George Roter (Engineering, 9:30 a.m., June 12) co-founded Engineers Without Borders (EWB) Canada with Parker Mitchell, becoming the organization’s chief executive officer. Time magazine recognized Roter as one of Canada’s next generation of social leaders in 2001. He and Mitchell built EWB Canada into an influential international organization with more than 3,000 volunteers, 50,000 supporters, 35 chapters in Canada and teams working in African nations including Malawi, Burkina Faso, Ghana and Zambia. The innovative solutions that Engineers Without Borders has helped deliver – particularly in agriculture and rural infrastructure – have influenced the lives of more than 2.5 million people. In Canada and specifically at McMaster, EWB Canada has also had a signficant impact as it provide a vehicle and a call to action for socially minded engineers.

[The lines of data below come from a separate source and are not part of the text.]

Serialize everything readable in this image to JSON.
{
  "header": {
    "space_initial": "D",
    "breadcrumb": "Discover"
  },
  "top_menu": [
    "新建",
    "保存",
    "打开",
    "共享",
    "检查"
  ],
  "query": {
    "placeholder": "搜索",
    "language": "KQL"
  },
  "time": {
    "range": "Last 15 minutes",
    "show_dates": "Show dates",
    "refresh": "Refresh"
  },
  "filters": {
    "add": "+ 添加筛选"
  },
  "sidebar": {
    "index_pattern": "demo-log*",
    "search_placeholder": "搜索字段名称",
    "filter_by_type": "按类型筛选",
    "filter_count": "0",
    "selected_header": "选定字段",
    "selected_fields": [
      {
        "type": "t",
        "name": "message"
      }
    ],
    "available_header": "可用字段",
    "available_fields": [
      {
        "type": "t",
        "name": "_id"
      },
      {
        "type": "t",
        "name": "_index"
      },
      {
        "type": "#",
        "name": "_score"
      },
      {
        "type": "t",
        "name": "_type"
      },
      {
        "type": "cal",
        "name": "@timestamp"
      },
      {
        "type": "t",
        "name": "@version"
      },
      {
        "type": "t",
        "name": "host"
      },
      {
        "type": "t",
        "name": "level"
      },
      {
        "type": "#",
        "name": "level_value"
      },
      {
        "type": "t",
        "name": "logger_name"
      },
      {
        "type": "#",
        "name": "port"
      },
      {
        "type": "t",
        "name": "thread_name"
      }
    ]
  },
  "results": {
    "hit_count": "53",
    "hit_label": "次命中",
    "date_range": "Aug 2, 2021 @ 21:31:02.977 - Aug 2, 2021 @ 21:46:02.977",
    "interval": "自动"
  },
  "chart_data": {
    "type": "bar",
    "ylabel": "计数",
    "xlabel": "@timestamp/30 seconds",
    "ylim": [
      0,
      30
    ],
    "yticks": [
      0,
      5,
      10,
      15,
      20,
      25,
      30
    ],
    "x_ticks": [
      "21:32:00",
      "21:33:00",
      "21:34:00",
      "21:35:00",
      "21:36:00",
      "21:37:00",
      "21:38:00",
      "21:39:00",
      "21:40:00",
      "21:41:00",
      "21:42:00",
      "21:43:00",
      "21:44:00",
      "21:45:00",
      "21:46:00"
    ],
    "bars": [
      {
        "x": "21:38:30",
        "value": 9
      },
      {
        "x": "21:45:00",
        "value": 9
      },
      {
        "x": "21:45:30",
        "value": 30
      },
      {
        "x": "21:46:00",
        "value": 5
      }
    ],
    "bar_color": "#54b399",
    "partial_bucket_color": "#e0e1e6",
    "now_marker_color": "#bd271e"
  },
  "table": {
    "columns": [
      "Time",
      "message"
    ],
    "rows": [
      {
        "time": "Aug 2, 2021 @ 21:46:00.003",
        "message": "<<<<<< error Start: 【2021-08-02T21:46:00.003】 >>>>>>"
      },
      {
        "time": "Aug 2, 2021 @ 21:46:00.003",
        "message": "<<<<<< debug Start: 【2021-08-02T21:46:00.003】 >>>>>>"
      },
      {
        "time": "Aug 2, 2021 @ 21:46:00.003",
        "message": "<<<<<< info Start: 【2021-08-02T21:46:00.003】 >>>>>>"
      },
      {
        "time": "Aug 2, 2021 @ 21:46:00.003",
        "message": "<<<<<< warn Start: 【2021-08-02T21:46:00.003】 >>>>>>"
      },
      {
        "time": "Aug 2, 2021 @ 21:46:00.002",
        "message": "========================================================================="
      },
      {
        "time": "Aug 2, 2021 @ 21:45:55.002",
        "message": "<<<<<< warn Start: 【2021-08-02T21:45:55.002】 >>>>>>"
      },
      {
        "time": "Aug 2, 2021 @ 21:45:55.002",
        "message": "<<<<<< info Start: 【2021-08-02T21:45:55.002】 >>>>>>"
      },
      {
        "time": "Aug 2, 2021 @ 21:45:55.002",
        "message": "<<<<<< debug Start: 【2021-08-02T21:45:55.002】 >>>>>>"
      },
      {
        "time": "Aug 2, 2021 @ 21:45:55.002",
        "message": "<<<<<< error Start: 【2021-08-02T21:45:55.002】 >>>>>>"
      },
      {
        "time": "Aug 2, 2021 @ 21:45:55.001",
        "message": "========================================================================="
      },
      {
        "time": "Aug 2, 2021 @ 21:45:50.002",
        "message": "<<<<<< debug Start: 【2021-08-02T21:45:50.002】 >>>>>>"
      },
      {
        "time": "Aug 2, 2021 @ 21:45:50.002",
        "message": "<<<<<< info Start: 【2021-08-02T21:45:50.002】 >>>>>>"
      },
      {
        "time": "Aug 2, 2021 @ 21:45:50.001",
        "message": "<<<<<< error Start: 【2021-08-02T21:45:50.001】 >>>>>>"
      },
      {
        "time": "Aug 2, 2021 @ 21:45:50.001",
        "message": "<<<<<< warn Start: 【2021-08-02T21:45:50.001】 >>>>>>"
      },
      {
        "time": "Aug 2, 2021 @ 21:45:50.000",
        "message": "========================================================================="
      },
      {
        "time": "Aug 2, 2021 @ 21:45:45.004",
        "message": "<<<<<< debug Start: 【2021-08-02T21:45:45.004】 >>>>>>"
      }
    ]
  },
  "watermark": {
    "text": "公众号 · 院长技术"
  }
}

Thomas Jenkins (Engineering, 2:30 p.m. June 12) is chairman of OpenText Corporation having served in numerous executive roles as OpenText became Canada’s largest software company. The McMaster alumnus – and new chancellor of the University of Waterloo – has a strong record of public service including serving on and chairing numerous panels, boards and committees. Jenkins is a director of the C.D. Howe Institute and the Canadian Council of Chief Executives as well as a founder of Communitech, the Waterloo Region Technology Association. He served as a commissioned officer in the Canadian Forces Reserve and is an honorary colonel of the Royal Highland Fusiliers.